People  This week BBC Four broadcast Climate Change by Numbers in which three mathematicians - Dr Hannah Fry, Prof Norman Fenton and Prof David Spiegelhalter utilised a set of numbers each to explain why climate change should be the most pressing issue on the planet Earth we should all be dealing with and why we should believe the 97% of climate scientists who believe it to be due to human activity.  The whole thing is available to watch here for the next two weeks, assuming it isn't repeated in which case it'll be a bit longer.

As her biography page at UCL explains, Dr. Fry, "is a lecturer in the mathematics of cities at the Centre for Advanced Spatial Analysis (CASA). She was trained as a mathematician with a first degree in mathematics and theoretical physics, followed by a PhD in fluid dynamics. After a brief period working in aerodynamics, she returned to UCL to take up a post-doctoral position researching a relatively new area of science - social and economic complex systems. This led to her appointment as a lecturer in the field in October 2012."

Here she is herself with a richer explanation of her interests from a German science conference's channel:

Which is fascinating and for the past few years she's appeared at a range of conferences and courses demonstrating this approach to data and I've gathered as many of these talks as I can find. There's some repetition in places, but she's excellent at finding new ways of presenting similar data for different ends.

Port Hyperlink.

Film When I wrote my MA Film Studies dissertation about "hyperlink" films, as you might expect I had to watch a lot of them and although the process was mostly about analysing them looking for commonalities, pretty soon I did realise that some of them were better than others. Which is why I can just about agree with Nicholas Barber in today's G2 about how some films which would have worked perfectly well as portmantau films found themselves mixed and matched in unuseful ways:
"... prefer a good honest portmanteau. It’s less tricksy than a hyperlink film. Every section has to stand or fall on its own merits, as well as complement the whole. If one segment doesn’t entertain, it risks being cut out: the other segments will survive without it. Sub-Altman hyperlink films, on the other hand, can use their constant back-and-forthing to disguise the weakness of the individual strands.

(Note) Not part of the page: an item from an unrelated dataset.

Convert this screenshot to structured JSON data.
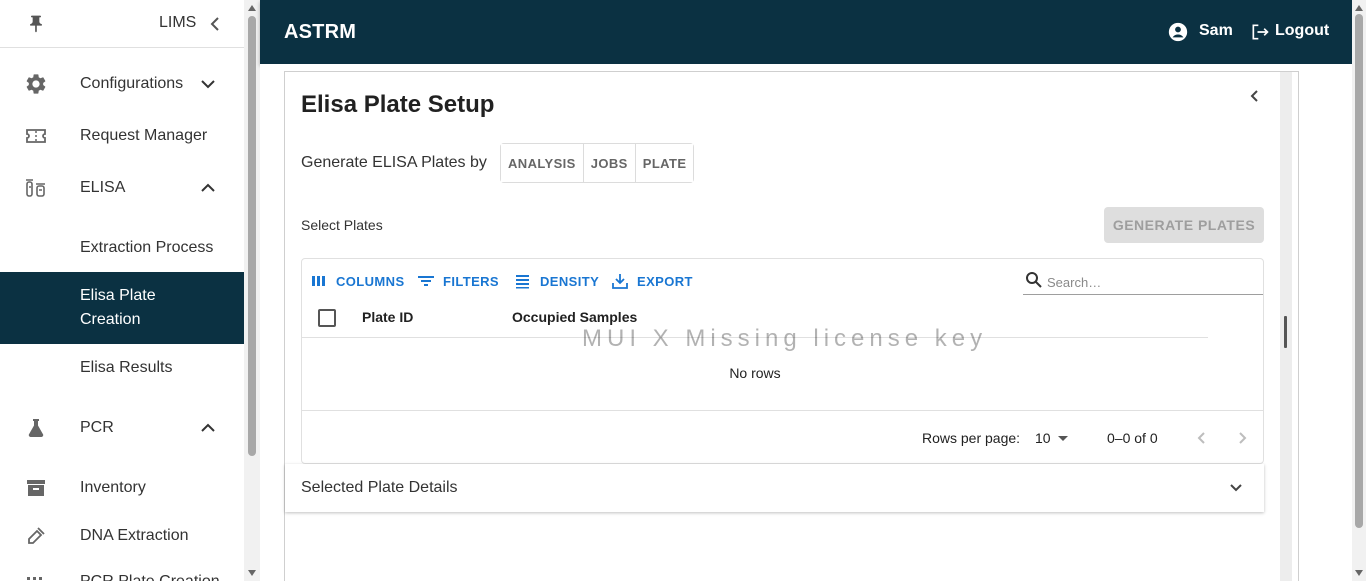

You don’t get such shilly-shallying from Dr Terror’s House of Horrors, where every gruesome story packs a punch and has a twist to remember. Great title, too."
But as I researched my dissertation, one of the questions I had to deal with in relation to considering if this was a genre and what its tropes might be was what the "pleasures" might be for the audience, the repeated element that people look for. In hyperlink films this is the moment when you realise how the people are connected, that two characters you've been following are actually (sorry) siblings or married or co-workers or whatever something which often doesn't happen until deep into the film causing you to re-evaluate what you've seen before.  Todd Solondz is a master of this - Happiness being the primary example.  Oddly, he doesn't pention Paris J'Taime which brilliantly is a portmantau film, until it isn't.


Film Kristin Thompson's written a rather brilliant (and detailed!) comparative study of Boyhood and the Harry Potter film series:
"Of all the series mentioned above, “Harry Potter” is most pertinent to Boyhood. Their production periods overlapped considerably, and their directors faced similar major challenges. This despite the disparity in their finances. “Harry Potter” had a huge budget supplied by Warner Bros., ranging from the lowest at $100 million for Chamber of Secrets to the highest at $250 million for Half-Blood Prince. (These are the budgets as publicly acknowledged, taken from Box-Office Mojo, which has no figures for the last two films.) Boyhood had a lean budget of $200 thousand for each of the twelve years and totaling about $4 million with postproduction and other expenses added in. Still, as we shall see, the challenges really had nothing to do with the budgets."
Previously. I love the nugget that the the IFC Center in New York ran all eight Potter films in a row as a homage to Boyhood. Kristin makes a convincing case for the two to be somehow inextricably linked, and the appearance of the Potter books in Boyhood suggests it is something Linklater was clearly conscious of.